Clinicians across multiple programs have also found that virtual visits allow them to stay focused on delivering patient -centered care.
Specialists providing follow-up care for patients discharged to Boston’s Spaulding Rehabilitation Hospital typically take the shuttle between MGH in Boston and Spaulding. By enabling MGH specialists to conduct virtual visits with patients at Spaulding, patients receive more timely clinical care, and specialists have additional time to see patients in clinic, instead of sitting on a shuttle.
One high-volume medical practice reported that patients receiving care through virtual visits were more likely to show up for their scheduled appointments, reducing the overall no-show rate for the department. The practice manager explains, “Like anything, it takes time to learn a new way of doing things, but we’re excited to see how virtual visits become incorporated into standard medical care as clinicians and patients become increasingly comfortable with the technology and processes”.
FUTURE TELEHEALTH DIRECTION
The MGH TeleHealth team is developing plans to expand the program in 2015. “In the coming year, our goal for video-enabled virtual visits is to more fully integrate them into the standard practice of care by deepening adoption in existing departments and expanding to new departments. In the future, there are a number of exciting possibilities,” says Sossong.

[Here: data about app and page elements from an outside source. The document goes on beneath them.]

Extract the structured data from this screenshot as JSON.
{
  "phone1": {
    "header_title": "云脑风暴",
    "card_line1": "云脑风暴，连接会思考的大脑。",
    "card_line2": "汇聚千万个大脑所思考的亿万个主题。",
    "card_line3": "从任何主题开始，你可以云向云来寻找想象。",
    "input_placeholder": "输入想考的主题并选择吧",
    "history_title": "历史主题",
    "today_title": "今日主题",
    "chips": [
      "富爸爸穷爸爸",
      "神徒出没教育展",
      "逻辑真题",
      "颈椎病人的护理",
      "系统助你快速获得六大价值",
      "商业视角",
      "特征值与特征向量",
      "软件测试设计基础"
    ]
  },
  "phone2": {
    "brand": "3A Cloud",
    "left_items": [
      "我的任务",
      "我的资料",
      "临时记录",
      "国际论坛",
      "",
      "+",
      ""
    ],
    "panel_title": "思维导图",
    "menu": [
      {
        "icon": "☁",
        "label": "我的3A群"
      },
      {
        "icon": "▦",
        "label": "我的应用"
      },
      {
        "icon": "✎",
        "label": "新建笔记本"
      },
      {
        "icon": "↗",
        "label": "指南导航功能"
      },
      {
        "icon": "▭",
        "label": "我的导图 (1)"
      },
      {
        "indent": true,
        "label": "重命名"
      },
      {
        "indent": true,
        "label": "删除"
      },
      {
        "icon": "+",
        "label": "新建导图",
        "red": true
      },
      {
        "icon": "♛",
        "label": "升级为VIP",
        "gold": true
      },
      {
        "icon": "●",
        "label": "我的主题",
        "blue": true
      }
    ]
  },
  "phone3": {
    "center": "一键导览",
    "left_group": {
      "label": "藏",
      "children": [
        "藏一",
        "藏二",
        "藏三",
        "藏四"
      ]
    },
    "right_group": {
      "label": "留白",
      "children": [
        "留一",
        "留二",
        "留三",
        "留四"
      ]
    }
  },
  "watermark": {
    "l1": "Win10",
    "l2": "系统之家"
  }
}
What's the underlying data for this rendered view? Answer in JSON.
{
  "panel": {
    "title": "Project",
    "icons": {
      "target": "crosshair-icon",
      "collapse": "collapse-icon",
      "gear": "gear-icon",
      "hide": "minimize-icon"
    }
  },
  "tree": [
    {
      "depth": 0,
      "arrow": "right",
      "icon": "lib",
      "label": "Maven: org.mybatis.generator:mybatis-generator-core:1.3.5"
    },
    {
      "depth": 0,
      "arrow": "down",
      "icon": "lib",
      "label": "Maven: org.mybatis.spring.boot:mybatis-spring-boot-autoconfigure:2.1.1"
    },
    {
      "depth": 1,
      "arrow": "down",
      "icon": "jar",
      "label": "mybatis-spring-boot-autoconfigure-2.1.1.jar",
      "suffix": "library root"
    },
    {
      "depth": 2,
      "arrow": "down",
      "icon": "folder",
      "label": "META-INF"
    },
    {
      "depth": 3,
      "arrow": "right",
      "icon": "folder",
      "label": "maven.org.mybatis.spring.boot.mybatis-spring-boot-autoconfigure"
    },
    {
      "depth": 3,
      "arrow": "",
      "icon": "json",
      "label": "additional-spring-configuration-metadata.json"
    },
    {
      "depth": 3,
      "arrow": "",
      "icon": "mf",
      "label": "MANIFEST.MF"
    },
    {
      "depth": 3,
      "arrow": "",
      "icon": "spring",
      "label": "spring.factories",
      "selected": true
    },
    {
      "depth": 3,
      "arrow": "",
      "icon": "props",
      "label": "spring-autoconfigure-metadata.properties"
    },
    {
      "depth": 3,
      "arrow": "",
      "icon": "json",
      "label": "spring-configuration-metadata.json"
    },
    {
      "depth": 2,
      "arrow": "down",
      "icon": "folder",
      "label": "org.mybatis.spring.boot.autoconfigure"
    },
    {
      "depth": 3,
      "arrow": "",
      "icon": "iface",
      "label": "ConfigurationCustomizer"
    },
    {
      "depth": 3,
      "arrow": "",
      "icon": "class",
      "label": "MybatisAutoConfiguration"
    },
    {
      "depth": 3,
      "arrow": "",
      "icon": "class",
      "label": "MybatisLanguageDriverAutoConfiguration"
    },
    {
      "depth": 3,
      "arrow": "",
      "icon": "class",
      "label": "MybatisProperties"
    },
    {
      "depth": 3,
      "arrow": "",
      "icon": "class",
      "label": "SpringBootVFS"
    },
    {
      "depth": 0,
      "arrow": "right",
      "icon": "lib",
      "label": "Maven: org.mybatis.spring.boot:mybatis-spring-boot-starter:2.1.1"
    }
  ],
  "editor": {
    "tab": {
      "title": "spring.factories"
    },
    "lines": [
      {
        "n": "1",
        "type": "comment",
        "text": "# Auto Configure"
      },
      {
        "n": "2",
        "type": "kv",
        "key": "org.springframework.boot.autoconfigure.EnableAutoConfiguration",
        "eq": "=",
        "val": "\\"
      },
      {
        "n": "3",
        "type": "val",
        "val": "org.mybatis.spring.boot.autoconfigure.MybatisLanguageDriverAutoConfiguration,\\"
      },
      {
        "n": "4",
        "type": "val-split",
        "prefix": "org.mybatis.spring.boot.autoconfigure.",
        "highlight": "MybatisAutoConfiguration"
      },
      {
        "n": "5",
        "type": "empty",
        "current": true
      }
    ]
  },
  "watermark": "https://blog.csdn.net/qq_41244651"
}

Multiple Modalities: “While there is tremendous value in interventions using a single technology, such as video-enabled virtual visits, I’m eager to explore how we can design a seamless, convenient, patient-friendly experience by putting all the pieces together. For example, a patient being treated by a psychiatrist for depression could have a treatment plan which includes using an app for tracking mood changes throughout the day, receiving text reminders about medication or an upcoming appointment, exchanging emails with the clinician about symptoms in between visits and conducting a video-enabled virtual visit for therapy, or checking in on medication symptoms. When it’s necessary to be ‘touched’ by the healthcare team, the patient can come into the office for an in-person office visit.”
Patient Education: “While our current work is focused on everything that goes into making the video-enabled virtual visit happen, there’s interest in exploring related educational tools for patients as well. For example, a recording of the virtual visit, or even the in-person visit, could be helpful as an educational tool for patients and families to review once settled back home. I can envision a future where we’ll discharge surgery patients with online portal access to a recording of their own clinician’s instructions for post-operative care, which could be one of a suite of tailored educational tools including condition specific videos or articles, or even seasonal tools for things like cold/flu season.”
The MGH TeleHealth team is determined to identify where telehealth can work to bring care access, convenience, and education to patients. “People bank online, shop online and Skype with family and friends online. Patients will start to expect to receive healthcare this way too,” Sossong concludes.